People were treated with care and compassion by the staff. People’s privacy and independence was promoted and respected. People were listened to and their views about how they wished to be cared for were respected.

People’s care was assessed, planned for and met. Care records guided staff in how people’s preferences and needs were met. Social activities were in the process of being improved. People’s choices were documented about how they wanted to be cared for at the end of their life. Compliments received by the service demonstrated that caring and compassionate care was delivered at the end of people’s lives. There was a complaints procedure in place and people’s complaints were addressed and used to improve the service.

The service had systems in place to monitor and improve the service provided to people. There were ongoing improvements being made in the Trust intended to further improve the service provided to people.

Inspection areas

Safe

Good

Updated 18 May 2018

The service was safe.

There were systems in place to minimise risks to people and to keep them safe from abuse.
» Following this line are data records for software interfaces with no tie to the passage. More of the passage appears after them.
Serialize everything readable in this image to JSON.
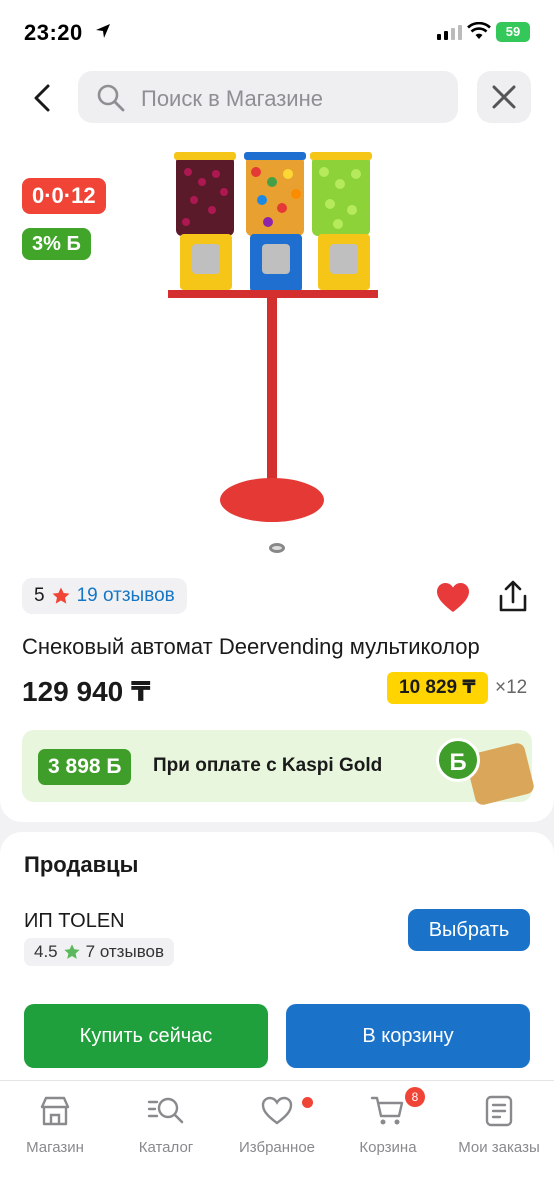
{
  "status_bar": {
    "time": "23:20",
    "battery": "59"
  },
  "search": {
    "placeholder": "Поиск в Магазине"
  },
  "product": {
    "timer_badge": "0·0·12",
    "bonus_badge": "3% Б",
    "rating": "5",
    "reviews_label": "19 отзывов",
    "title": "Снековый автомат Deervending мультиколор",
    "price": "129 940 ₸",
    "installment_price": "10 829 ₸",
    "installment_months": "×12",
    "kaspi_gold": {
      "bonus": "3 898 Б",
      "text": "При оплате с Kaspi Gold",
      "coin_letter": "Б"
    }
  },
  "sellers": {
    "heading": "Продавцы",
    "items": [
      {
        "name": "ИП TOLEN",
        "rating": "4.5",
        "reviews": "7 отзывов",
        "choose_label": "Выбрать"
      }
    ]
  },
  "actions": {
    "buy_now": "Купить сейчас",
    "add_to_cart": "В корзину"
  },
  "tabbar": {
    "items": [
      {
        "label": "Магазин",
        "icon": "store-icon"
      },
      {
        "label": "Каталог",
        "icon": "catalog-search-icon"
      },
      {
        "label": "Избранное",
        "icon": "heart-icon"
      },
      {
        "label": "Корзина",
        "icon": "cart-icon",
        "badge": "8"
      },
      {
        "label": "Мои заказы",
        "icon": "orders-icon"
      }
    ]
  },
  "colors": {
    "accent_blue": "#1a73c9",
    "buy_green": "#20a03d",
    "red": "#f04437",
    "yellow": "#ffd400"
  }
}
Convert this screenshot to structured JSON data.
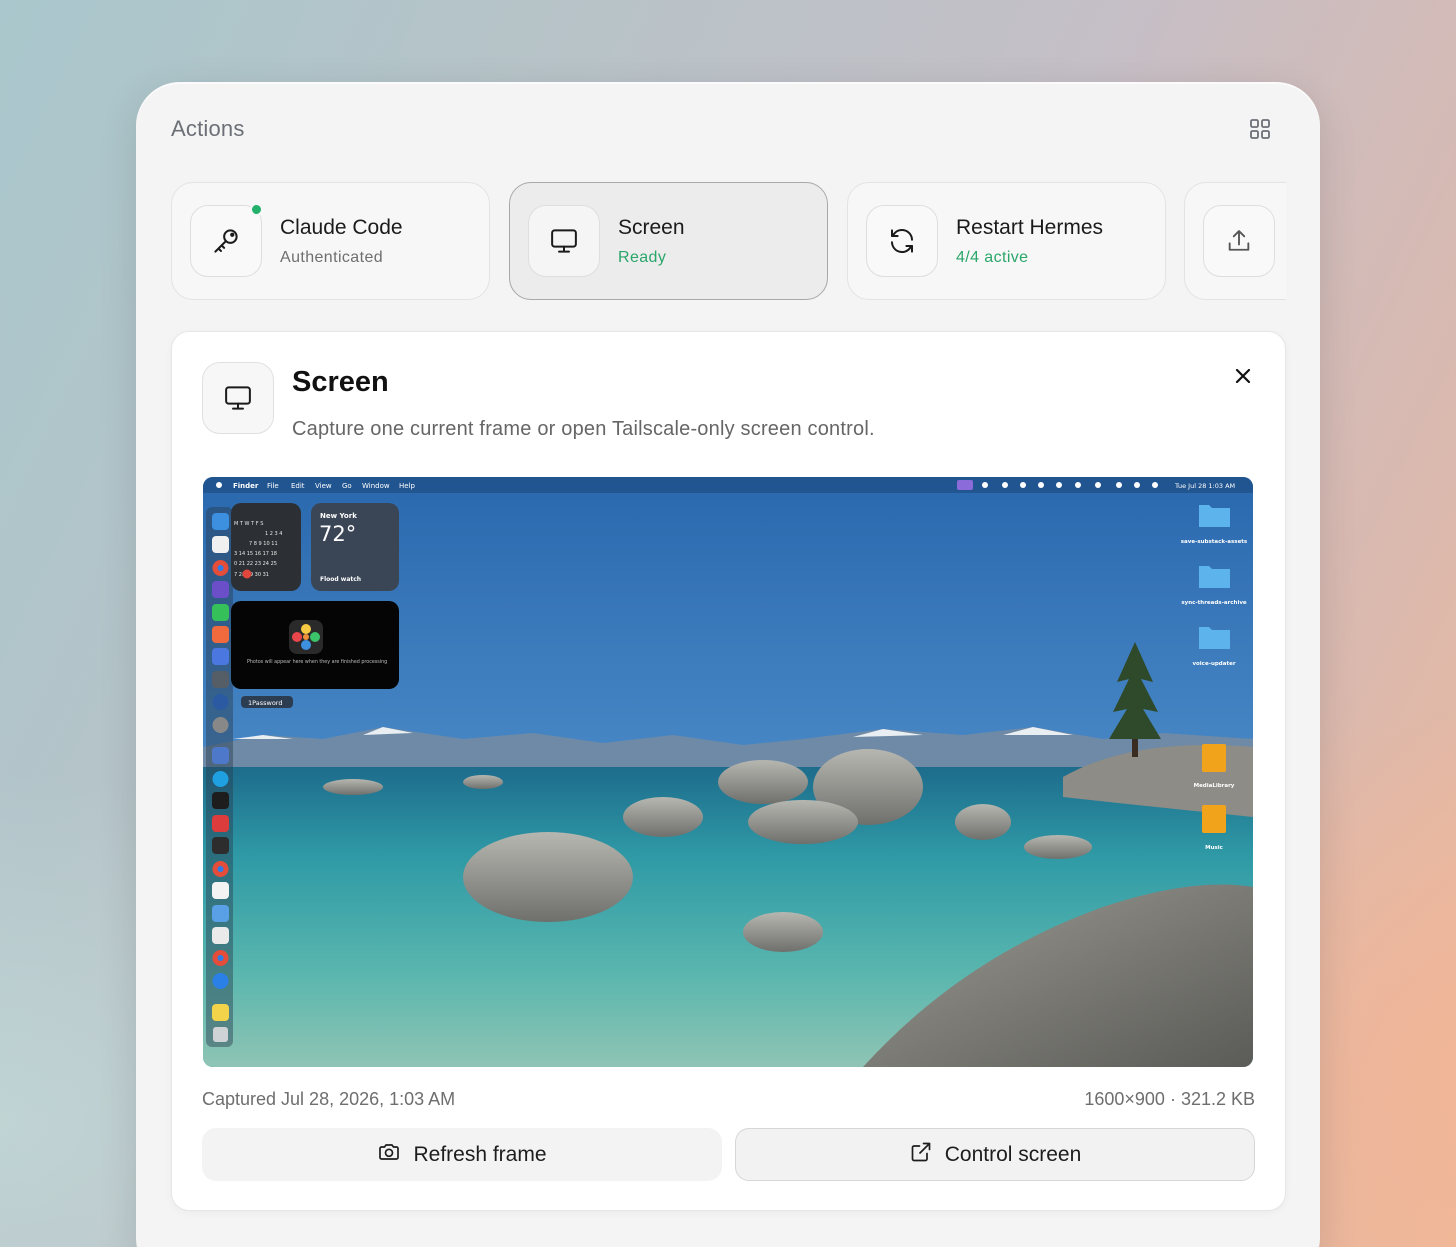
{
  "panel": {
    "title": "Actions"
  },
  "actions": [
    {
      "label": "Claude Code",
      "status": "Authenticated",
      "icon": "key-icon",
      "status_color": "#6f6f6f",
      "indicator": "online"
    },
    {
      "label": "Screen",
      "status": "Ready",
      "icon": "monitor-icon",
      "status_color": "#2aa66a",
      "selected": true
    },
    {
      "label": "Restart Hermes",
      "status": "4/4 active",
      "icon": "refresh-icon",
      "status_color": "#2aa66a"
    },
    {
      "label": "",
      "status": "",
      "icon": "upload-icon"
    }
  ],
  "detail": {
    "title": "Screen",
    "description": "Capture one current frame or open Tailscale-only screen control.",
    "captured": "Captured Jul 28, 2026, 1:03 AM",
    "frame_info": "1600×900 · 321.2 KB",
    "refresh_label": "Refresh frame",
    "control_label": "Control screen"
  },
  "screenshot": {
    "menu_items": [
      "Finder",
      "File",
      "Edit",
      "View",
      "Go",
      "Window",
      "Help"
    ],
    "clock": "Tue Jul 28  1:03 AM",
    "weather_city": "New York",
    "weather_temp": "72°",
    "weather_note": "Flood watch",
    "photos_note": "Photos will appear here when they are finished processing",
    "tooltip": "1Password",
    "calendar_rows": [
      "M T W T F S",
      "1 2 3 4",
      "7 8 9 10 11",
      "3 14 15 16 17 18",
      "0 21 22 23 24 25",
      "7 28 29 30 31"
    ],
    "desktop_items": [
      "save-substack-assets",
      "sync-threads-archive",
      "voice-updater",
      "MediaLibrary",
      "Music"
    ]
  },
  "colors": {
    "accent_green": "#2aa66a",
    "status_dot": "#22b06a"
  }
}
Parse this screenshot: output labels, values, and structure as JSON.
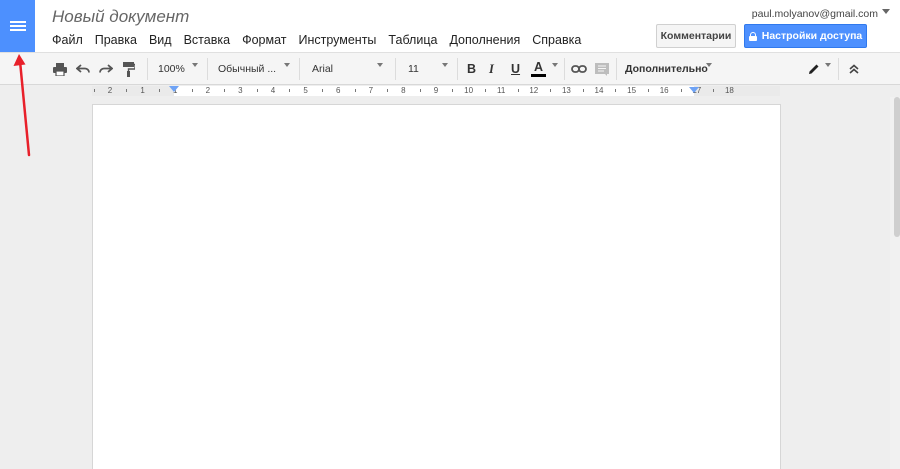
{
  "doc": {
    "title": "Новый документ",
    "account_email": "paul.molyanov@gmail.com"
  },
  "menu": [
    "Файл",
    "Правка",
    "Вид",
    "Вставка",
    "Формат",
    "Инструменты",
    "Таблица",
    "Дополнения",
    "Справка"
  ],
  "buttons": {
    "comments": "Комментарии",
    "share": "Настройки доступа"
  },
  "toolbar": {
    "zoom": "100%",
    "style": "Обычный ...",
    "font": "Arial",
    "size": "11",
    "bold": "B",
    "italic": "I",
    "underline": "U",
    "text_color": "A",
    "more": "Дополнительно"
  },
  "ruler": {
    "labels": [
      "2",
      "1",
      "1",
      "2",
      "3",
      "4",
      "5",
      "6",
      "7",
      "8",
      "9",
      "10",
      "11",
      "12",
      "13",
      "14",
      "15",
      "16",
      "17",
      "18"
    ]
  },
  "icons": {
    "docs_home": "hamburger-menu-icon",
    "print": "print-icon",
    "undo": "undo-icon",
    "redo": "redo-icon",
    "paint_format": "paint-format-icon",
    "link": "link-icon",
    "comment": "comment-icon",
    "edit_mode": "pencil-icon",
    "collapse": "chevron-up-double-icon",
    "share_lock": "lock-icon"
  },
  "colors": {
    "accent": "#4d90fe",
    "annotation": "#e8202a",
    "text_color_bar": "#000000"
  }
}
The staffing levels were assessed to provide people with the care and support they needed. The systems for the safe recruitment of staff were robust.

People were provided with their medicines when they needed them and in a safe manner.

The service had infection control policies and procedures which were designed to reduce risks to people.

Effective

Good

Updated 18 May 2018

The service was effective.

Staff were trained and supported to meet the needs of the people who used the service.

The Deprivation of Liberty Safeguards (DoLS) were understood and referrals were made appropriately.

People’s nutritional needs were assessed and professional advice and support was obtained for people when needed.

People were supported to maintain good health and had access to appropriate services which ensured they received ongoing healthcare support.

The environment was suitable for the people who used the service.

Caring

Good

Updated 18 May 2018

The service was caring.

People were treated with respect and their privacy, independence and dignity was promoted and respected.

People and their relatives were involved in making decisions about their care and these were respected.

Responsive

Good

Updated 18 May 2018

The service was responsive.

People’s needs were assessed, planned for and met. People's end of life decisions were documented and their choices were respected. People were provided with the opportunity to participate in meaningful activities. There were ongoing improvements being made in the activities provision.

There was a system in place to manage people’s complaints.

Well-led

Good

Updated 18 May 2018

The service was well-led.

The service’s quality assurance systems supported the provider and registered manager to identify shortfalls, and address and learn from them. There were ongoing improvements being made in the Trust to further improve the service.

The service provided an open culture. People were asked for their views about the service and these were used to improve the service.